● About this task: Retype each record shown below, leaving every character as it is.

+++ Given records +++

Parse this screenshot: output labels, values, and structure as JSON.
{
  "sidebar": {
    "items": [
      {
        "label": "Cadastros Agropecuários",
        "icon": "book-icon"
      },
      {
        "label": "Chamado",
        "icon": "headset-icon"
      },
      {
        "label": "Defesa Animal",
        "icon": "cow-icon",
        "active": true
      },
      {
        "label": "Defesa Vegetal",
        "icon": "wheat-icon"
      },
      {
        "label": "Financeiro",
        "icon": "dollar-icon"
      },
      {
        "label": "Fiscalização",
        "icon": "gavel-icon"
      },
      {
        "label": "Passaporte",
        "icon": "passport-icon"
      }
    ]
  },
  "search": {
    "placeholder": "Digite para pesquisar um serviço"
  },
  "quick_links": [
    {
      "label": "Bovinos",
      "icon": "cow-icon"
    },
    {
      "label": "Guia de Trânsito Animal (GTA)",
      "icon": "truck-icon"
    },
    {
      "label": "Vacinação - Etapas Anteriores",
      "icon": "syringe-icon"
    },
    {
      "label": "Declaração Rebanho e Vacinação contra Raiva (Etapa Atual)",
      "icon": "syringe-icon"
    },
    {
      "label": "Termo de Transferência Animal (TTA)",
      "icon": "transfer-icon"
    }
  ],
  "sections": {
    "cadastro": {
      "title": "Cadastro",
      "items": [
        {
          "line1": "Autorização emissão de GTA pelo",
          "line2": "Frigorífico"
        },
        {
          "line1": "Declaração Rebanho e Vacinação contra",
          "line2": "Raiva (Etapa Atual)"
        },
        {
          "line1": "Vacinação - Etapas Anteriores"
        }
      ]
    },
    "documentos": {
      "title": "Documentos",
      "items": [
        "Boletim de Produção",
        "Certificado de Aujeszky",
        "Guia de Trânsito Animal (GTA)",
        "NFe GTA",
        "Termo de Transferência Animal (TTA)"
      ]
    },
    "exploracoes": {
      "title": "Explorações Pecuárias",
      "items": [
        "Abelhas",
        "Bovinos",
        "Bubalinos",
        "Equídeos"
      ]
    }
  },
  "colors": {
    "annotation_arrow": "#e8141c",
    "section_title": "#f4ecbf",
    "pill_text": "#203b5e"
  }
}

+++

● Output of the task:
Parse this screenshot: output labels, values, and structure as JSON.
{
  "sidebar": {
    "items": [
      {
        "label": "Cadastros Agropecuários",
        "icon": "book-icon"
      },
      {
        "label": "Chamado",
        "icon": "headset-icon"
      },
      {
        "label": "Defesa Animal",
        "icon": "cow-icon",
        "active": true
      },
      {
        "label": "Defesa Vegetal",
        "icon": "wheat-icon"
      },
      {
        "label": "Financeiro",
        "icon": "dollar-icon"
      },
      {
        "label": "Fiscalização",
        "icon": "gavel-icon"
      },
      {
        "label": "Passaporte",
        "icon": "passport-icon"
      }
    ]
  },
  "search": {
    "placeholder": "Digite para pesquisar um serviço"
  },
  "quick_links": [
    {
      "label": "Bovinos",
      "icon": "cow-icon"
    },
    {
      "label": "Guia de Trânsito Animal (GTA)",
      "icon": "truck-icon"
    },
    {
      "label": "Vacinação - Etapas Anteriores",
      "icon": "syringe-icon"
    },
    {
      "label": "Declaração Rebanho e Vacinação contra Raiva (Etapa Atual)",
      "icon": "syringe-icon"
    },
    {
      "label": "Termo de Transferência Animal (TTA)",
      "icon": "transfer-icon"
    }
  ],
  "sections": {
    "cadastro": {
      "title": "Cadastro",
      "items": [
        {
          "line1": "Autorização emissão de GTA pelo",
          "line2": "Frigorífico"
        },
        {
          "line1": "Declaração Rebanho e Vacinação contra",
          "line2": "Raiva (Etapa Atual)"
        },
        {
          "line1": "Vacinação - Etapas Anteriores"
        }
      ]
    },
    "documentos": {
      "title": "Documentos",
      "items": [
        "Boletim de Produção",
        "Certificado de Aujeszky",
        "Guia de Trânsito Animal (GTA)",
        "NFe GTA",
        "Termo de Transferência Animal (TTA)"
      ]
    },
    "exploracoes": {
      "title": "Explorações Pecuárias",
      "items": [
        "Abelhas",
        "Bovinos",
        "Bubalinos",
        "Equídeos"
      ]
    }
  },
  "colors": {
    "annotation_arrow": "#e8141c",
    "section_title": "#f4ecbf",
    "pill_text": "#203b5e"
  }
}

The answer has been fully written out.